- [The problem]: Write out the records beneath this line exactly as they appear, minus any images.

----- Records shown

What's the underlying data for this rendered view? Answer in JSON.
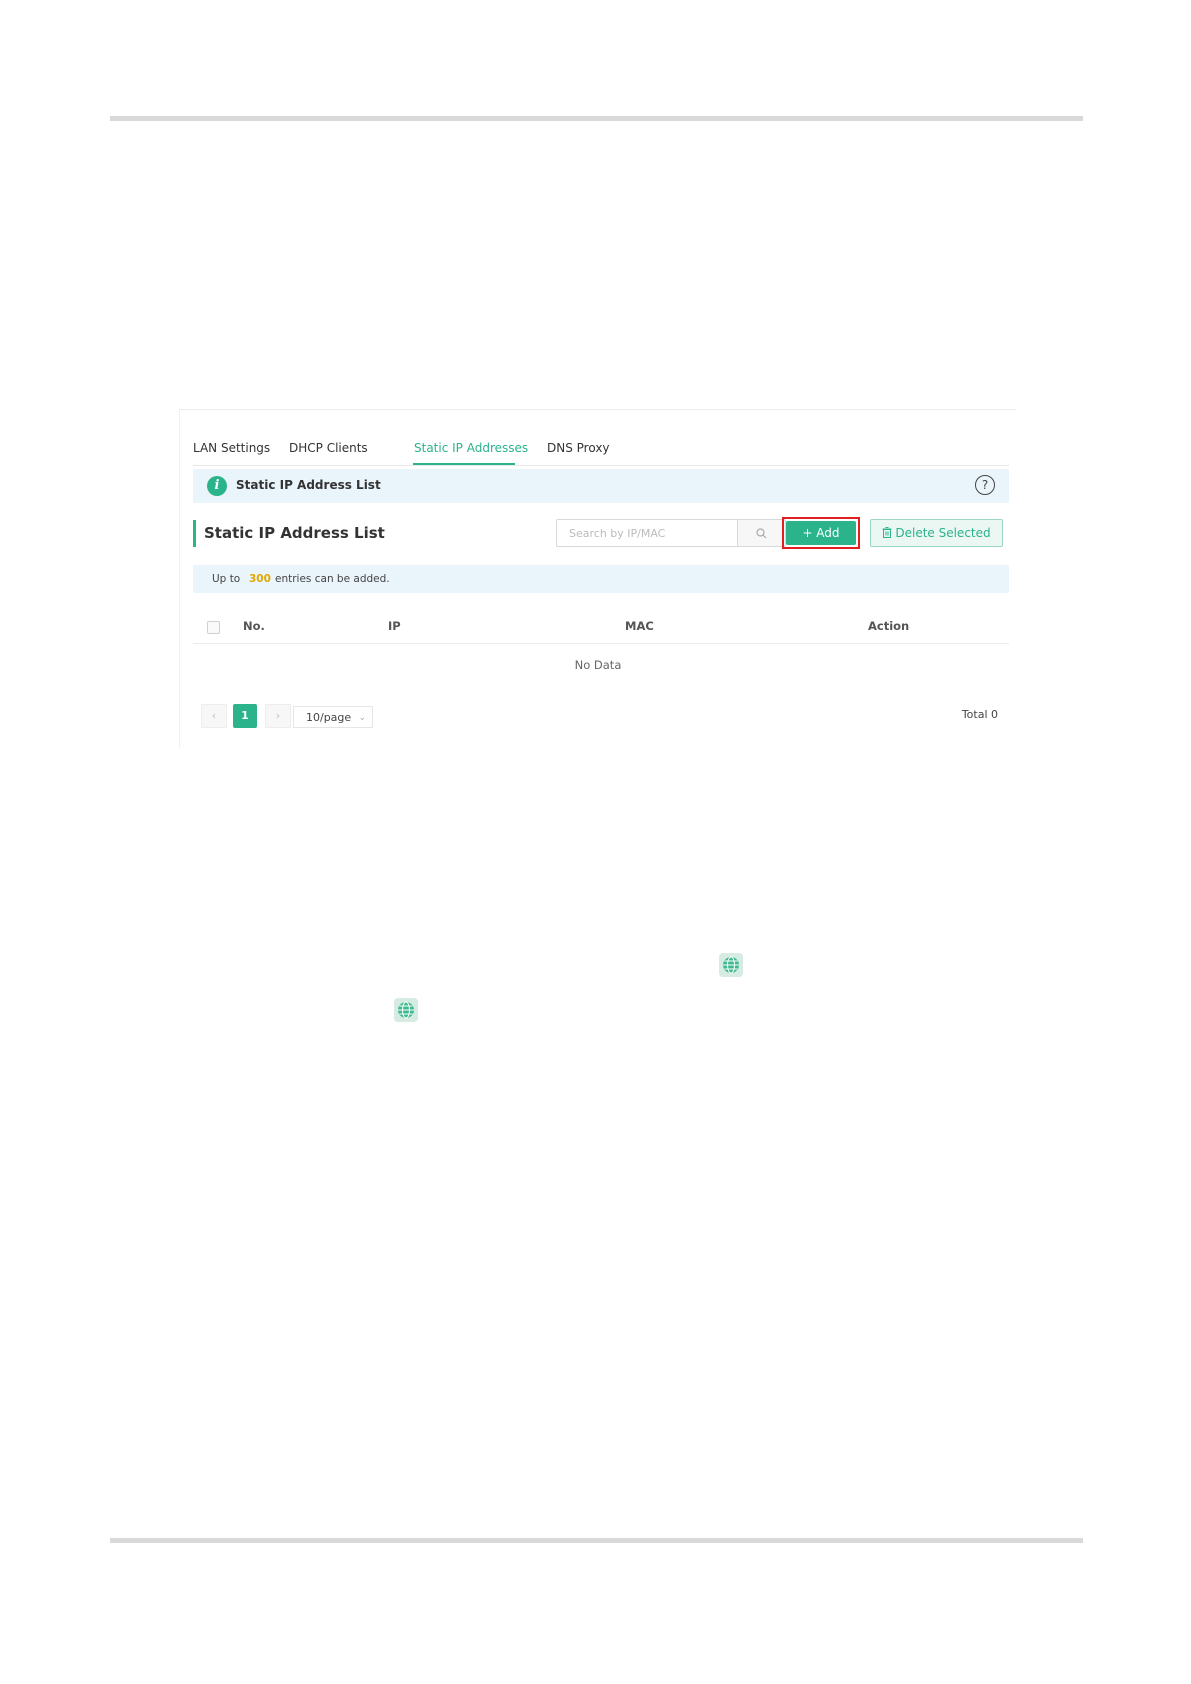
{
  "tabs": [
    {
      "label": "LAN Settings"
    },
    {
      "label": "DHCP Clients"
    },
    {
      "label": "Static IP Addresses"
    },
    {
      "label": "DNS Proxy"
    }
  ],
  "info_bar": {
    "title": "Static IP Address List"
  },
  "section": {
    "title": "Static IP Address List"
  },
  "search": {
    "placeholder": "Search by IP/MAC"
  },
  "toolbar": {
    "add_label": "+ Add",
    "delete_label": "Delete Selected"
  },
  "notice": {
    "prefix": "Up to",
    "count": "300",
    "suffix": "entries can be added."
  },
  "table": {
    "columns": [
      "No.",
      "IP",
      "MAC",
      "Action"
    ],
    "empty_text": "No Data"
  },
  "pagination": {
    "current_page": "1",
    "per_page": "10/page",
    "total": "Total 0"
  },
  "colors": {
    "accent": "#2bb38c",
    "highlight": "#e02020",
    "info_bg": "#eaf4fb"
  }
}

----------

- [Answer section]:
What's the underlying data for this rendered view? Answer in JSON.
{
  "tabs": [
    {
      "label": "LAN Settings"
    },
    {
      "label": "DHCP Clients"
    },
    {
      "label": "Static IP Addresses"
    },
    {
      "label": "DNS Proxy"
    }
  ],
  "info_bar": {
    "title": "Static IP Address List"
  },
  "section": {
    "title": "Static IP Address List"
  },
  "search": {
    "placeholder": "Search by IP/MAC"
  },
  "toolbar": {
    "add_label": "+ Add",
    "delete_label": "Delete Selected"
  },
  "notice": {
    "prefix": "Up to",
    "count": "300",
    "suffix": "entries can be added."
  },
  "table": {
    "columns": [
      "No.",
      "IP",
      "MAC",
      "Action"
    ],
    "empty_text": "No Data"
  },
  "pagination": {
    "current_page": "1",
    "per_page": "10/page",
    "total": "Total 0"
  },
  "colors": {
    "accent": "#2bb38c",
    "highlight": "#e02020",
    "info_bg": "#eaf4fb"
  }
}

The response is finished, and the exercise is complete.